Not only has this been a semester of learning and challenges, last month was filled with nonstop remarks and articles about our past election on Nov. 8. Sociology major Tim Chen said, “I’ve been trying to still recover from this election.”
As difficult as it may be, it is imperative to be aware of the blessings of being an American. With the holidays coming up, friends and family get together to celebrate favored traditions and look back on a year of memories.
“My family gets together and celebrates Hanukkah, I look forward to seeing my grandparents each year,” said excited John Lewin, 23.
“My family dresses up like elves and deliver gift baskets to families that are in need. It helps lift my spirits each year that I am making a difference,” said business major Christina Lopez.
Sometimes, it’s hard to remember what’s truly important with constant materialistic distractions. “I struggle with shopaholic tendencies around this time of year, too many emails popping up on my phone every hour, it’s hard to not spend my whole paycheck,” said Samantha Camry, 22.
I have been blessed to have two people in my life that have kept me grounded through all of America’s changes, and helped provide me with a different perspective. Heading into finals and then into the holidays I would like to help ease our minds and share some of this perspective.
My parents are those two people, and they live in Nairobi, Kenya. Most factory workers in that country work a month straight before receiving a day off. They might receive a dollar a day for fourteen hours of work to provide millions of Americans with a temporary joy of a present for the holidays. Most can agree that our society moves on rather quickly to the next best thing. We are spoiled, whether we want to believe it or not. Whether it’s fashion or technology, most material items are no longer a fad by next year. Our month of joy, not only abuses third world countries but trashes them as well.
An hour outside of Nairobi, by a small river, foam eight inches high covers the whole surface. Dead fish float on top, from the pollution that has killed them, as a small starving child is seen pulling fish out of the water so his family does not starve.

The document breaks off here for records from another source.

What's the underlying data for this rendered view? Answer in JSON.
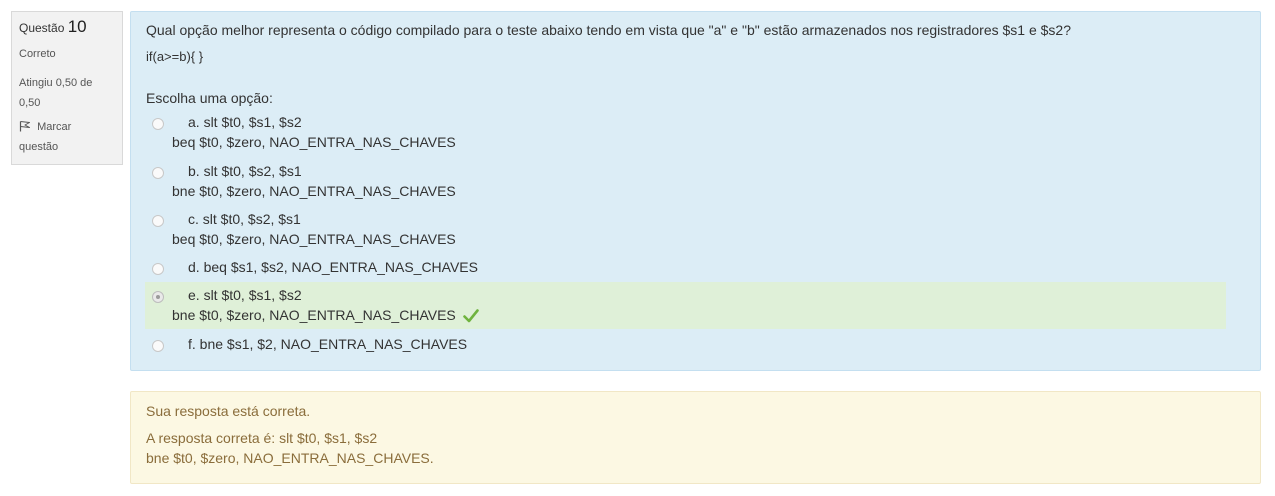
{
  "info": {
    "question_label": "Questão",
    "question_number": "10",
    "state": "Correto",
    "grade_line1": "Atingiu 0,50 de",
    "grade_line2": "0,50",
    "flag_line1": "Marcar",
    "flag_line2": "questão",
    "flag_icon": "flag-icon"
  },
  "question": {
    "text": "Qual opção melhor representa o código compilado para o teste abaixo tendo em vista que \"a\" e \"b\" estão armazenados nos registradores $s1 e $s2?",
    "code": "if(a>=b){ }",
    "prompt": "Escolha uma opção:"
  },
  "options": [
    {
      "line1": "a. slt $t0, $s1, $s2",
      "line2": "beq $t0, $zero, NAO_ENTRA_NAS_CHAVES"
    },
    {
      "line1": "b. slt $t0, $s2, $s1",
      "line2": "bne $t0, $zero, NAO_ENTRA_NAS_CHAVES"
    },
    {
      "line1": "c. slt $t0, $s2, $s1",
      "line2": "beq $t0, $zero, NAO_ENTRA_NAS_CHAVES"
    },
    {
      "line1": "d. beq $s1, $s2, NAO_ENTRA_NAS_CHAVES"
    },
    {
      "line1": "e. slt $t0, $s1, $s2",
      "line2": "bne $t0, $zero, NAO_ENTRA_NAS_CHAVES",
      "selected": true,
      "correct": true
    },
    {
      "line1": "f. bne $s1, $2, NAO_ENTRA_NAS_CHAVES"
    }
  ],
  "feedback": {
    "status": "Sua resposta está correta.",
    "answer_line1": "A resposta correta é: slt $t0, $s1, $s2",
    "answer_line2": "bne $t0, $zero, NAO_ENTRA_NAS_CHAVES."
  },
  "colors": {
    "formulation_bg": "#dcedf6",
    "correct_bg": "#dff0d8",
    "feedback_bg": "#fcf8e3",
    "check": "#6fb33e"
  }
}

Our trials are minimal compared to other countries that are scared where their next meal is going to come from. When we get hungry we have so many selections to overwhelm ourselves with, that we have trouble making up our minds.
My mother reminded me about how lucky we truly have it. “The election was difficult, but you are able to cope with your opinions and freedom to vent. In third world countries, you put yourself in danger when you speak your mind. Education here in Kenya is few and far between; you are receiving a valuable college education in which you have an opportunity to better yourself. Appreciate the good, and the bad won’t seem so dreadful,” my mother said. I believe it’s a good reminder for all of us.

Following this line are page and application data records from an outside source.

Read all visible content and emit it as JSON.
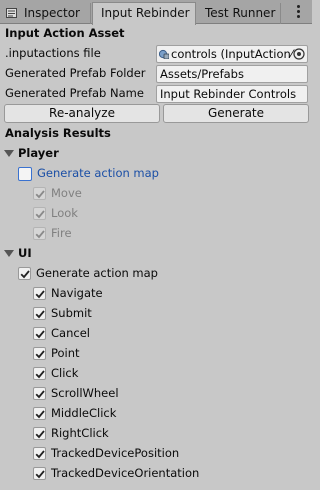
{
  "tabs": [
    {
      "label": "Inspector",
      "active": false
    },
    {
      "label": "Input Rebinder",
      "active": true
    },
    {
      "label": "Test Runner",
      "active": false
    }
  ],
  "asset_header": "Input Action Asset",
  "fields": {
    "inputactions_label": ".inputactions file",
    "inputactions_value": "controls (InputAction⁄",
    "prefab_folder_label": "Generated Prefab Folder",
    "prefab_folder_value": "Assets/Prefabs",
    "prefab_name_label": "Generated Prefab Name",
    "prefab_name_value": "Input Rebinder Controls"
  },
  "buttons": {
    "reanalyze": "Re-analyze",
    "generate": "Generate"
  },
  "results_header": "Analysis Results",
  "player": {
    "title": "Player",
    "generate_label": "Generate action map",
    "generate_checked": false,
    "actions": [
      {
        "label": "Move",
        "checked": true
      },
      {
        "label": "Look",
        "checked": true
      },
      {
        "label": "Fire",
        "checked": true
      }
    ]
  },
  "ui": {
    "title": "UI",
    "generate_label": "Generate action map",
    "generate_checked": true,
    "actions": [
      {
        "label": "Navigate",
        "checked": true
      },
      {
        "label": "Submit",
        "checked": true
      },
      {
        "label": "Cancel",
        "checked": true
      },
      {
        "label": "Point",
        "checked": true
      },
      {
        "label": "Click",
        "checked": true
      },
      {
        "label": "ScrollWheel",
        "checked": true
      },
      {
        "label": "MiddleClick",
        "checked": true
      },
      {
        "label": "RightClick",
        "checked": true
      },
      {
        "label": "TrackedDevicePosition",
        "checked": true
      },
      {
        "label": "TrackedDeviceOrientation",
        "checked": true
      }
    ]
  },
  "icons": {
    "inspector_tab": "inspector-icon",
    "asset": "input-actions-asset-icon",
    "picker": "object-picker-icon",
    "menu": "kebab-menu-icon"
  },
  "colors": {
    "accent": "#3a72d0",
    "link_blue": "#1b4fa6",
    "panel": "#c8c8c8",
    "tabbar": "#a5a5a5"
  }
}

We need to take pride in our freedom to speak. We may upset someone and have someone un-friend us on Facebook, but our lives are not at stake. In other countries, not just Kenya, your life is at stake if you speak an opposing view from your government. How would it feel to not be allowed to express yourself?
On that note, face your final exams with a smile. Remember that you are bettering yourself and your future. Good luck and have a wonderful holiday.